There can be little doubting that the BBC’s modern-day adaption of the Sherlock Holmes stories is amongst the most popular dramas of today. Setting aside the soaps and the odd special episode of Doctor Who, the opening episode of the most recent miniseries, The Empty Hearse, achieved the highest consolidated rating for a TV drama in nearly a decade, with 12.72 million viewers tuning in. Steven Moffat and Mark Gatiss’s take on Sir Arthur Conan Doyle’s classic stories has clearly struck a chord with audiences, but it’s surprising to note the sheer scale of this success.
Considering the heights Sherlock was going to reach, it had something of an inauspicious start. There was no denying its pedigree; one of the co-creators had just shepherded a new incarnation of Doctor Who to the screen, and the other had a distinguished career in scriptwriting. However, the signs weren’t particularly good- Steven Moffat’s previous stab at the modernisation of a classic of Victorian literature, Jekyll, was received with critical praise but viewer apathy, and the production of Sherlock had been beset with issues, not least the need to rewrite and restage the pilot episode when the original running time of 60 minutes was deemed to be insufficient. With all of this considered, Sherlock’s immediate success was remarkable, with 9.23 million watching over the course of the week. Sherlock began big, and has simply got bigger and bigger- every series has outrated the last.
This wild popularity isn’t just confined to the UK, either; it has made international icons of the two lead actors. Both Benedict Cumberbatch and Martin Freeman were largely unknown outside of British acting circles- Freeman had gained some degree of notice as Tim in The Office but he was largely unknown beyond that, and Cumberbatch hadn’t received any notable degree of fame. However, both actors swiftly became leading Hollywood figures shortly after Sherlock aired. Freeman became the face of a multi-billion dollar franchise when he was cast as Bilbo Baggins in The Hobbit, and Cumberbatch has had his choice of roles, with him becoming the villainous Hollywood Brit de jour through his roles in Star Trek Into Darkness and the Hobbit, as well as roles in more challenging fare such as 12 Years A Slave, August: Osage County, and The Fifth Estate.
If the level of success that Sherlock has achieved is immediately obvious, the reasons why are perhaps less so. Perhaps the most obvious reason for its success is the fact that it’s actually a very good programme- intelligently written, well-acted all round, and with a willingness to assume that the audience is intelligent that’s rather uncommon in such a populist drama. The BBC have been savvy in its promotion and marketing, too- the first trailer for series 3 arrived nearly half a year before the first episode, unthinkably for a BBC production. Beyond all of that, though, is the fact that the modern show properly pays tribute to where it came from. Although decades of Holmes adaptations strewn with Victoriana may have convinced us otherwise, the originals weren’t period pieces- they had their finger on the pulse of contemporary society to a degree that matches extraordinarily well to the modern day. In the original Study In Scarlet, you read that Watson is a veteran of Afghanistan, struggling to find a roommate in expensive central London, and you wonder why on Earth it took so long for someone to realise how applicable it was to the modern day.

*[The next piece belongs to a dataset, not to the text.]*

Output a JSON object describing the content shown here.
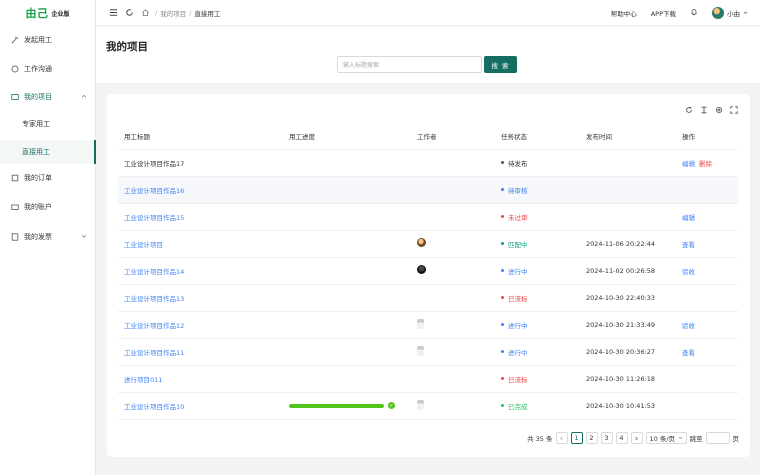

So, the question is- where next? The last series ended on a cliffhanger pointing to the return of the insane Moriarty, last having been seen blowing his brains out on top of a hospital. Attempting to guess where the series is going to go dramatically has, thus far, been fruitless (although the fact that Moriarty has a younger brother in the original stories may just be relevant to the character’s apparent return), but the real question is whether Sherlock can possibly maintain its ridiculous levels of popularity and acclaim. It remains to be seen, but it’s quite clear that the game is going to be on for the foreseeable future.